I spoke with Gov. Parson today and he supports local decisions to move in a way that makes sense for our unique circumstances.
I also spoke to Dr. Garza this afternoon.
I’ve said all along that we must let data drive our decision. That includes the number of new cases we get each day and the number of hospitalizations.
Yesterday marked the lowest hospitalization numbers in more than a week. That’s encouraging. The CDC recommends a two-week trend of reduced hospitalizations before relaxing restrictions. And we’re getting there. We must have adequate testing in our community. We are not yet there but we are making progress.
We also must get our economy going strong again. We must get people back to work.
But we must do it in a responsible way that protects the lives of employees and their customers. If we move too quickly, we could see a second wave worse than the first. That would put our economy in an even more precarious position.
Last week, I announced that up to $17.5 million of our CARES Act grant would be distributed to small businesses in St. Louis County. Each of the seven county districts will receive $2.5 million to help businesses with costs associated with reopening safely. I appreciate that the Council is engaged in this important process.

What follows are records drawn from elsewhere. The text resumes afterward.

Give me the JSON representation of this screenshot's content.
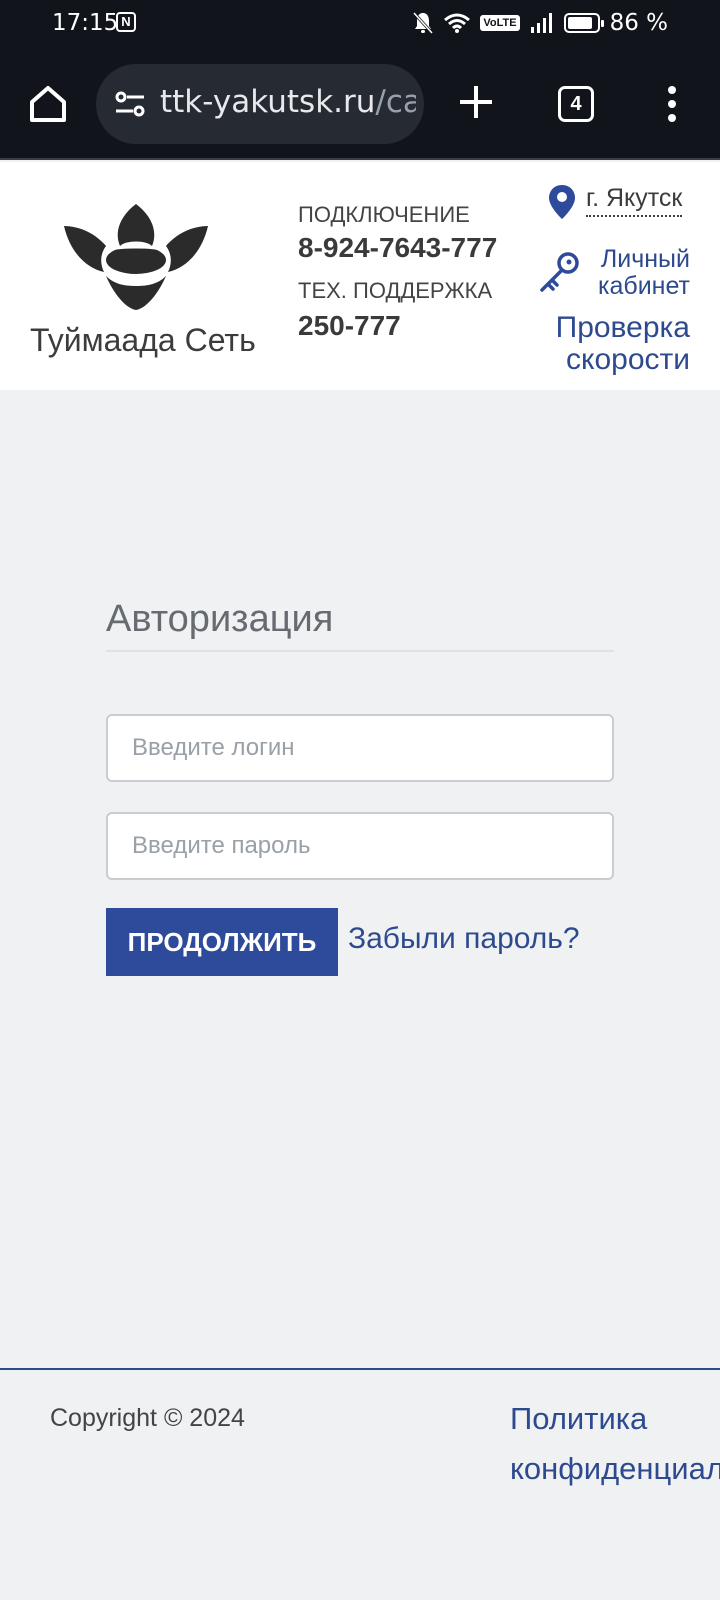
{
  "status_bar": {
    "time": "17:15",
    "battery_percent": "86 %",
    "battery_level": 0.86,
    "network_label": "VoLTE"
  },
  "browser": {
    "url_main": "ttk-yakutsk.ru",
    "url_rest": "/ca",
    "tab_count": "4"
  },
  "header": {
    "brand": "Туймаада Сеть",
    "connection_label": "ПОДКЛЮЧЕНИЕ",
    "connection_phone": "8-924-7643-777",
    "support_label": "ТЕХ. ПОДДЕРЖКА",
    "support_phone": "250-777",
    "city": "г. Якутск",
    "cabinet_line1": "Личный",
    "cabinet_line2": "кабинет",
    "speed_line1": "Проверка",
    "speed_line2": "скорости"
  },
  "auth": {
    "title": "Авторизация",
    "login_placeholder": "Введите логин",
    "password_placeholder": "Введите пароль",
    "submit_label": "ПРОДОЛЖИТЬ",
    "forgot_label": "Забыли пароль?"
  },
  "footer": {
    "copyright": "Copyright © 2024",
    "policy_line1": "Политика",
    "policy_line2": "конфиденциальности"
  },
  "colors": {
    "accent": "#2e4a9a",
    "link": "#2e4a8f",
    "background": "#f0f1f3",
    "browser_chrome": "#11141b"
  }
}
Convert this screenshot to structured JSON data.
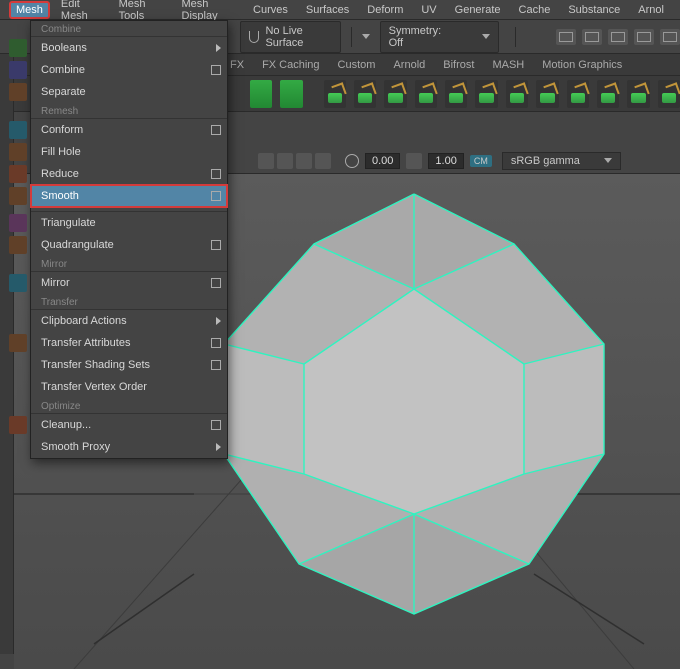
{
  "menubar": {
    "items": [
      "Mesh",
      "Edit Mesh",
      "Mesh Tools",
      "Mesh Display",
      "Curves",
      "Surfaces",
      "Deform",
      "UV",
      "Generate",
      "Cache",
      "Substance",
      "Arnol"
    ]
  },
  "optbar": {
    "live_surface": "No Live Surface",
    "symmetry": "Symmetry: Off"
  },
  "shelf": {
    "tabs": [
      "FX",
      "FX Caching",
      "Custom",
      "Arnold",
      "Bifrost",
      "MASH",
      "Motion Graphics"
    ]
  },
  "midbar": {
    "val1": "0.00",
    "val2": "1.00",
    "cm_badge": "CM",
    "colorspace": "sRGB gamma"
  },
  "menu": {
    "sections": {
      "combine": "Combine",
      "remesh": "Remesh",
      "mirror": "Mirror",
      "transfer": "Transfer",
      "optimize": "Optimize"
    },
    "items": {
      "booleans": "Booleans",
      "combine": "Combine",
      "separate": "Separate",
      "conform": "Conform",
      "fillhole": "Fill Hole",
      "reduce": "Reduce",
      "smooth": "Smooth",
      "triangulate": "Triangulate",
      "quadrangulate": "Quadrangulate",
      "mirror": "Mirror",
      "clipboard": "Clipboard Actions",
      "transferattr": "Transfer Attributes",
      "transfershade": "Transfer Shading Sets",
      "transfervert": "Transfer Vertex Order",
      "cleanup": "Cleanup...",
      "smoothproxy": "Smooth Proxy"
    }
  },
  "icon_colors": {
    "booleans": "#2f5c2f",
    "combine": "#333355",
    "separate": "#604b28",
    "conform": "#255a6a",
    "fillhole": "#604028",
    "reduce": "#6a3a28",
    "smooth": "#6a4a28",
    "triangulate": "#5a355a",
    "quadrangulate": "#604028",
    "mirror": "#255a6a",
    "transferattr": "#604028",
    "cleanup": "#6a3a28"
  }
}
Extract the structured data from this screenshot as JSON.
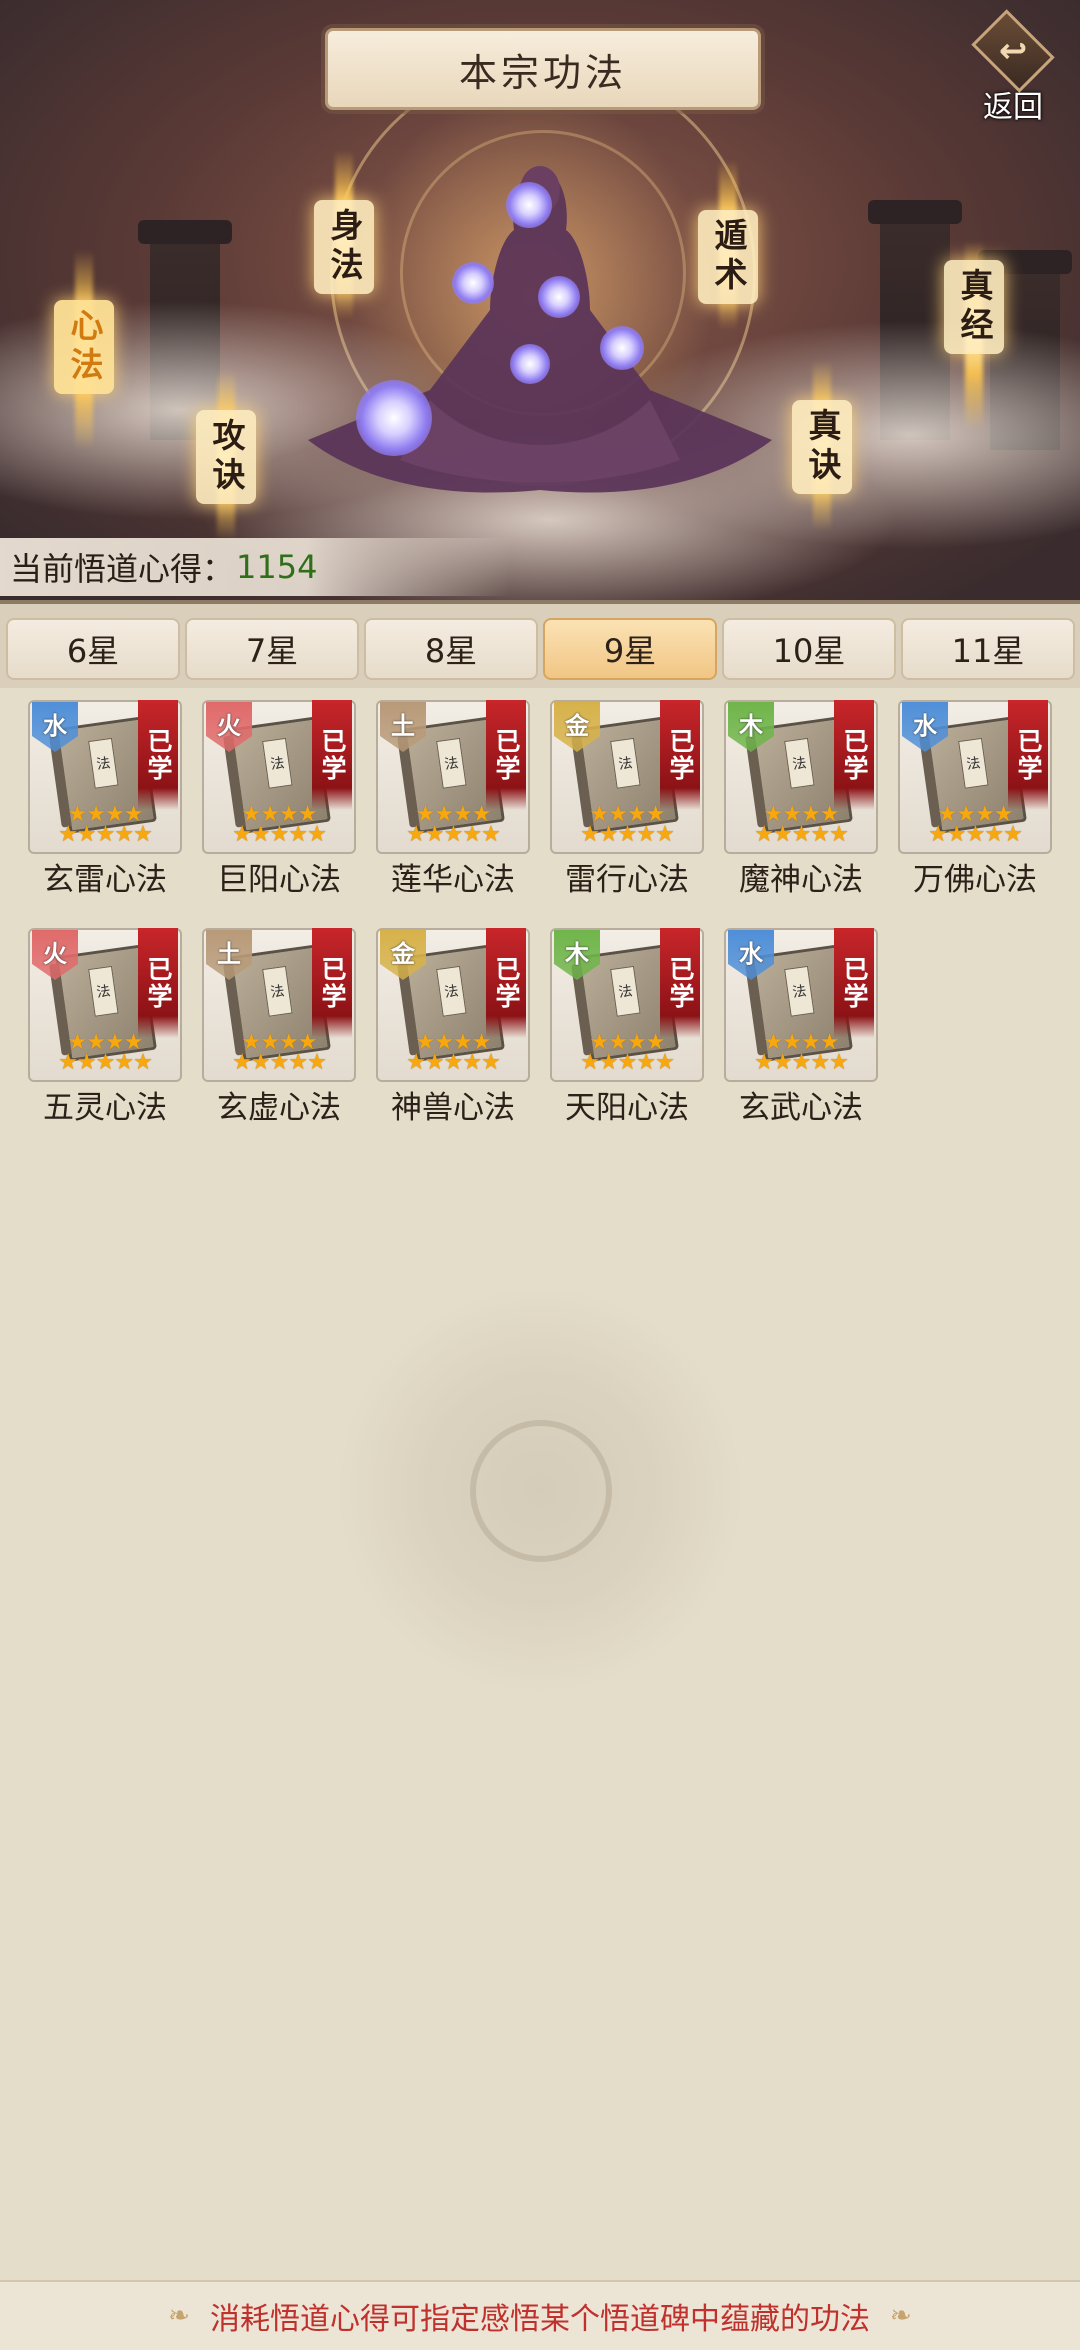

Our Council members working closely with municipal leaders and others in their communities will help ensure the money gets to those who need it most.
This is a lifeline. It will not make anyone whole but will hopefully keep our businesses alive so that they can thrive again.
We need more testing for the community. That seems to be an ongoing challenge. We continue our aggressive pursuit of tests and should know by tomorrow afternoon how many we can get from a response to an invitation for bids.
More robust testing remains a challenge here and across the country. As we increase testing and hire at least 100 more people to do contact tracing, we will have a better idea of how many people have been exposed to the virus and how many people need treatment.
I’m proud that Pfizer chose its St. Louis County facility to produce a new vaccine for COVID-19 simultaneously with clinical trials. As a doctor, I’ve seen medicine save lives. But a vaccine would truly impact us all. St. Louis County has the resources and the talent to be a leader in this effort, and this is promising news for not just our region but the world.
I recognize the anxiety and tension that this pandemic has brought with it. As we focus on a re-opening of our County, it will bring frustration. The process of recovery – both from the virus itself and the weakened economy that it caused – will be slow.
Over the weekend, President George W. Bush released a powerful message of hope, resilience and the power of compassion. He said that empathy and simple kindness are essential, powerful tools of a national recovery. The same holds true for a regional recovery as well.
The suffering brought by this virus has not fallen evenly on this nation, or this County. We must commit to a recovery that ensures our communities long underserved -- our most vulnerable -- are not left behind.
That’s all for now. Thanks, Lisa.